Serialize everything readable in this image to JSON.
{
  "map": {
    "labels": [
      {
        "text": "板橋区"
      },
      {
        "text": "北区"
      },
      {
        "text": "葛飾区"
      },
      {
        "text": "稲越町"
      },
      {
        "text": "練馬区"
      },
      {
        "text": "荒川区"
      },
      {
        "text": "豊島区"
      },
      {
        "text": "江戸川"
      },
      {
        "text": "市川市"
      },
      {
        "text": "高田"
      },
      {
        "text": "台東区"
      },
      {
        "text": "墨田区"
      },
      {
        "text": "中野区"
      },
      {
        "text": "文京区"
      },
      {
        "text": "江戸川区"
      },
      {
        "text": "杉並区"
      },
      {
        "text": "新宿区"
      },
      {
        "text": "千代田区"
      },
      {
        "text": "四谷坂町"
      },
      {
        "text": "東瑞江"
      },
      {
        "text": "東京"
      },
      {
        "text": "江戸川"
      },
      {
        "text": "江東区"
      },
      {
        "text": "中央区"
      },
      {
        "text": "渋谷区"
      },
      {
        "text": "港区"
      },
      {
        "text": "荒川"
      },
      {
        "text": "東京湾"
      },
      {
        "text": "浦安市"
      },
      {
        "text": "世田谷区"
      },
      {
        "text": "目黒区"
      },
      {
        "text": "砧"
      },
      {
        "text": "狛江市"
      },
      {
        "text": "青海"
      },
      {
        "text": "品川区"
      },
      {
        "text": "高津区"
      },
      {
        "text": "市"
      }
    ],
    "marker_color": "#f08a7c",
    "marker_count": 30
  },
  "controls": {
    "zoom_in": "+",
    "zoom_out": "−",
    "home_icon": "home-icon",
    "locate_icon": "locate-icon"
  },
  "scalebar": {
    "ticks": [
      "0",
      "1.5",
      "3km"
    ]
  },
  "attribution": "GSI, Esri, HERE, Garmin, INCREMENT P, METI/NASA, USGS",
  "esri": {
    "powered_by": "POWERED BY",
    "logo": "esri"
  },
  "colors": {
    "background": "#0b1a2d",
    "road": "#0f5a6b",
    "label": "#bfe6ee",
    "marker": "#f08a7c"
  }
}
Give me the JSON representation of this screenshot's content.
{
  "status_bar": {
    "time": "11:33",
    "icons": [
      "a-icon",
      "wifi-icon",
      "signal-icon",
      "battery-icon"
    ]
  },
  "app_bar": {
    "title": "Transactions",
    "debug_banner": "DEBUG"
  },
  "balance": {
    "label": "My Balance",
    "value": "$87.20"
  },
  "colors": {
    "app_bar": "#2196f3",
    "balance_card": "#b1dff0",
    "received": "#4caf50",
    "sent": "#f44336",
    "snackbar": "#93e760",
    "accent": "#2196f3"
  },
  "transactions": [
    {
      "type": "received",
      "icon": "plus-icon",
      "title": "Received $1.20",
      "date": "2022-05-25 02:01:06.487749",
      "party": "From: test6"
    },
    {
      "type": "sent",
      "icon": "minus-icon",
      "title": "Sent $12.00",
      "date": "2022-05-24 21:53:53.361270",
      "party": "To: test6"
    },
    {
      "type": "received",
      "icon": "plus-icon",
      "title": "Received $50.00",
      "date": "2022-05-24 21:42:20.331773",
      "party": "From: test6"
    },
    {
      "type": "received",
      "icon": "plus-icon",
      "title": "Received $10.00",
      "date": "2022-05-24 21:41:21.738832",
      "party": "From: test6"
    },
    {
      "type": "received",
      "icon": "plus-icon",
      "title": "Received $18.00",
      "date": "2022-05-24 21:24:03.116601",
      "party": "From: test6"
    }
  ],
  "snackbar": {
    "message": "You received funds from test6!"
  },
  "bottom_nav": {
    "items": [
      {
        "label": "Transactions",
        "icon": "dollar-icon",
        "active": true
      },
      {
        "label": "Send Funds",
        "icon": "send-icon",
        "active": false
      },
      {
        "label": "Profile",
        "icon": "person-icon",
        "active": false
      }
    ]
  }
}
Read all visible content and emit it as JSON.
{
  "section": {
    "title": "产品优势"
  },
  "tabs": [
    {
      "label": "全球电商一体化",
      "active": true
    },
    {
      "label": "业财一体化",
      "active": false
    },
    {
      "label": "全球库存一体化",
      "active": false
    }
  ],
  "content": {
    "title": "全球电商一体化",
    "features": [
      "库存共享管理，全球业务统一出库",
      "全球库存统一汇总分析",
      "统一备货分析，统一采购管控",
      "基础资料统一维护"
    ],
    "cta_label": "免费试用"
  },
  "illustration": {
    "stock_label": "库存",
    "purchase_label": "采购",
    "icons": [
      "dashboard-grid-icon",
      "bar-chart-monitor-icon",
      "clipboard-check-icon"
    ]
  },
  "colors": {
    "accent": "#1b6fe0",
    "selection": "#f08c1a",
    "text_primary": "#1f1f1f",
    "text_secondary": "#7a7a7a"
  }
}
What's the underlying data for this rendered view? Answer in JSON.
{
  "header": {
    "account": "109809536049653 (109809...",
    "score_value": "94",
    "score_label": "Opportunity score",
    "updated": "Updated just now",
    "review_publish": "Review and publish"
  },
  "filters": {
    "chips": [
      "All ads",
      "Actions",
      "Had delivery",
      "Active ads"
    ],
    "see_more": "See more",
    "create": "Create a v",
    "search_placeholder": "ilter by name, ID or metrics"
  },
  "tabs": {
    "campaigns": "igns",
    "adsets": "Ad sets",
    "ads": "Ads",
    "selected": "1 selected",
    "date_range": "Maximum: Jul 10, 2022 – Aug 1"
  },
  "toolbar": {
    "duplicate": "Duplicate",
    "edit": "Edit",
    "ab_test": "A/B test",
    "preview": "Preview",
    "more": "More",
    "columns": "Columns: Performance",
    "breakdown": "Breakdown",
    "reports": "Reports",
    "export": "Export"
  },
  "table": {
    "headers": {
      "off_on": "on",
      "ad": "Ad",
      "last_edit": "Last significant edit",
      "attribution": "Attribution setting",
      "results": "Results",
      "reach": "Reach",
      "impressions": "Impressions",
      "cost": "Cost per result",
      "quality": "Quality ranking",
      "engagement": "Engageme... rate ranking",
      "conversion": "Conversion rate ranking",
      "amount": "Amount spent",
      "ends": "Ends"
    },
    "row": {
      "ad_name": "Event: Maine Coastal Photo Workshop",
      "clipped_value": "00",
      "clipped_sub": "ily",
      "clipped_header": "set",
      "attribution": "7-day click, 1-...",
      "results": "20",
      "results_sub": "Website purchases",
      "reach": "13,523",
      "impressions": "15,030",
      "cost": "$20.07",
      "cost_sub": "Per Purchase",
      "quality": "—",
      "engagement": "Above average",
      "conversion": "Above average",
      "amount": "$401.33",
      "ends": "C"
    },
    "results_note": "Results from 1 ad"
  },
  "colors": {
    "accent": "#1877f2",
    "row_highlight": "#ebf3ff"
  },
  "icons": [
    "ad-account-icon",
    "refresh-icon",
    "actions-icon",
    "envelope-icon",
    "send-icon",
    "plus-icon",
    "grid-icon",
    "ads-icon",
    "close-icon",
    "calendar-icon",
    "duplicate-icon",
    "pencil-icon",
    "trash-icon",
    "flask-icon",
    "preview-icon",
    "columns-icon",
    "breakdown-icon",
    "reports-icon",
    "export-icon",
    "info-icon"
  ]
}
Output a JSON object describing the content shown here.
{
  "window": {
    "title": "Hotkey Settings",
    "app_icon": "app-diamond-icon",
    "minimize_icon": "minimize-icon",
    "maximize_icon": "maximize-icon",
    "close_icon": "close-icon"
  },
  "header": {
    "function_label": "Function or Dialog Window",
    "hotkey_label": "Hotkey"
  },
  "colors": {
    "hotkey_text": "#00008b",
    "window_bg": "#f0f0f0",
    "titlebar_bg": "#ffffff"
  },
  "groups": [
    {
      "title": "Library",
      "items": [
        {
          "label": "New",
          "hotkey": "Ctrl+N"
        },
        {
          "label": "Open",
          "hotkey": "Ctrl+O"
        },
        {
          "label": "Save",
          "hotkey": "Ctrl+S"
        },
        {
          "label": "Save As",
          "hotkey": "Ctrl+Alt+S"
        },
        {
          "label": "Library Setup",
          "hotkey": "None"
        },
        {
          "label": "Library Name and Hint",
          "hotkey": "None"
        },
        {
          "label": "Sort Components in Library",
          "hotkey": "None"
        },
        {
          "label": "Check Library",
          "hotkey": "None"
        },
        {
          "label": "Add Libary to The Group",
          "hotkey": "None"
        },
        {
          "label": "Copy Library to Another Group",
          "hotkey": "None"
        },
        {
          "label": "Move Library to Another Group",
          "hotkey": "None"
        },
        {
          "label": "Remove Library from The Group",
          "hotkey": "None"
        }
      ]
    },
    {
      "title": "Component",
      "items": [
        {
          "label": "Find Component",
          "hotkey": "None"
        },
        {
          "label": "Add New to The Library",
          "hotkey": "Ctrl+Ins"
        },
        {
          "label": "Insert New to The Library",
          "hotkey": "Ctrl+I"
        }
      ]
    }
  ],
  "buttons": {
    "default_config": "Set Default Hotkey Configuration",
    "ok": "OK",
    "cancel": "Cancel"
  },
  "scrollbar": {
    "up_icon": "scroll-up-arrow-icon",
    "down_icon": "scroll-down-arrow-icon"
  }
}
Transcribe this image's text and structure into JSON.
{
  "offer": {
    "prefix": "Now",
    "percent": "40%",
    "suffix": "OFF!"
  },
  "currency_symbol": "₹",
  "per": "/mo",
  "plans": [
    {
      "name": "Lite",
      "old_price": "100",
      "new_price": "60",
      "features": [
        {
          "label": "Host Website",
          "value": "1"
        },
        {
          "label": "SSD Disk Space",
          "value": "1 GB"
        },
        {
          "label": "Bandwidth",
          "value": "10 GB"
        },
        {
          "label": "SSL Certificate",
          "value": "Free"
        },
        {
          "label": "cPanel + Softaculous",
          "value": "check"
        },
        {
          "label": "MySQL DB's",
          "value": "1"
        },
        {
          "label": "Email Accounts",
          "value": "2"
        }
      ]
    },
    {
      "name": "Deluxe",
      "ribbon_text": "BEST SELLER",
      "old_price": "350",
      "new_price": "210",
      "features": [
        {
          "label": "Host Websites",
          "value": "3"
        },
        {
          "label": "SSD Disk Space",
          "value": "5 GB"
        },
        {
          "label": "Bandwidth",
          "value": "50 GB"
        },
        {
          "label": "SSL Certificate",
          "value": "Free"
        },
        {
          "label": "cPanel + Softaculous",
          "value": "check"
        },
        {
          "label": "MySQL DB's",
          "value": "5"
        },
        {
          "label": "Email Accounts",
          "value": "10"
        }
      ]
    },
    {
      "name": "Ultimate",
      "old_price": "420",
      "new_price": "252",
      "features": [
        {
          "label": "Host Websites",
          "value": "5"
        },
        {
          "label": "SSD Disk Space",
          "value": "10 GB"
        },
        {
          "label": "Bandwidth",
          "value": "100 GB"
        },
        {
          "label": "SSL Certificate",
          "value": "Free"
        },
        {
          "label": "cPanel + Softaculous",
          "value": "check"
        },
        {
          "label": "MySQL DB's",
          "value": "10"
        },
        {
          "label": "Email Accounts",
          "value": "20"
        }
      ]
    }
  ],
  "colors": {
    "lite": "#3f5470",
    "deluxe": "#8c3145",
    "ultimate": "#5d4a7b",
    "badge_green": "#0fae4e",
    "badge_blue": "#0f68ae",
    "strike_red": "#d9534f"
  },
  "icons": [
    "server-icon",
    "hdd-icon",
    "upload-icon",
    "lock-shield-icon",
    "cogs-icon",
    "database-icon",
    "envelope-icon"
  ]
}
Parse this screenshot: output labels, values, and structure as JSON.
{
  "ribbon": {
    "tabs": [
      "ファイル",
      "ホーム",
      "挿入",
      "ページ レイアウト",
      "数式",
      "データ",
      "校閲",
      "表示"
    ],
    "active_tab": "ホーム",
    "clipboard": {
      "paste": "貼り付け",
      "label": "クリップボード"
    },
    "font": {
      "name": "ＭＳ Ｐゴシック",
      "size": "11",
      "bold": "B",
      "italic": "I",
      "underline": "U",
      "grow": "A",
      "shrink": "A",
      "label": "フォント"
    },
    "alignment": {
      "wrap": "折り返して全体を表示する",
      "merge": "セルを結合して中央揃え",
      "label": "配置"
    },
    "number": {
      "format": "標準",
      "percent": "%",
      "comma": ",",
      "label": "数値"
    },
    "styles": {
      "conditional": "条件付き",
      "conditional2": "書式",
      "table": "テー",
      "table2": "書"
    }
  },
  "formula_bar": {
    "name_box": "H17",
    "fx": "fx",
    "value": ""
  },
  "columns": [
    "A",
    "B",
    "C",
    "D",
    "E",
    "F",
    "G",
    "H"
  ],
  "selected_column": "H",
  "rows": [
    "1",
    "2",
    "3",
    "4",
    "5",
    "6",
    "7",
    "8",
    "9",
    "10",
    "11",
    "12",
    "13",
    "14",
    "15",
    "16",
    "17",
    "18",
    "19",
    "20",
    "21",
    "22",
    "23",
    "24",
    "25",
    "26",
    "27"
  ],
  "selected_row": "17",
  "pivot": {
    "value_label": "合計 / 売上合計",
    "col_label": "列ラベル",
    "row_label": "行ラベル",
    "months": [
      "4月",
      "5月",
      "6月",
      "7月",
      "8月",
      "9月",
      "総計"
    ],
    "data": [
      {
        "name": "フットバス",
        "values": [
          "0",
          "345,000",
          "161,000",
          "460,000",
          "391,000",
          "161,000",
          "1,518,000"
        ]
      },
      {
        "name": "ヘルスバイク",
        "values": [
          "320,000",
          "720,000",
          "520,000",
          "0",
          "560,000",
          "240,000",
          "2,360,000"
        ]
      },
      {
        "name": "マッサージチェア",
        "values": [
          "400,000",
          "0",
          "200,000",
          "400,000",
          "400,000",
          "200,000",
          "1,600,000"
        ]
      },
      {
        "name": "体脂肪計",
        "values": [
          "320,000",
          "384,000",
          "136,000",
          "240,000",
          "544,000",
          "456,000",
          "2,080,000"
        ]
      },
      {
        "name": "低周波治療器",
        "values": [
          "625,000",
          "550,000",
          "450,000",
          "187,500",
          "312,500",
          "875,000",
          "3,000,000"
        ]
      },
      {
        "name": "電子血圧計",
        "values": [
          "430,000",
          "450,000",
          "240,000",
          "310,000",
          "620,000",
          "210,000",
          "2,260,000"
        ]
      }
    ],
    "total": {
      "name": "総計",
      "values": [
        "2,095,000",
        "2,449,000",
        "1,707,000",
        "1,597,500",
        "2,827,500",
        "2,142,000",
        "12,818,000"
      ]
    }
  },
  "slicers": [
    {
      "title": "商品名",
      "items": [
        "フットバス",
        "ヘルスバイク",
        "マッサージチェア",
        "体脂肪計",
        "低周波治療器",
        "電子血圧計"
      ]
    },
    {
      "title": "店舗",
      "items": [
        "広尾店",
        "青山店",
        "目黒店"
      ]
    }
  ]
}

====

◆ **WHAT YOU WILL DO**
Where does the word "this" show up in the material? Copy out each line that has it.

◆ **THE COMPLETED TASK**
Serialize everything readable in this image to JSON.
Give me the JSON representation of this screenshot's content.
What's the underlying data for this rendered view? Answer in JSON.
Transcribe this image's text and structure into JSON.
Parse this screenshot: output labels, values, and structure as JSON.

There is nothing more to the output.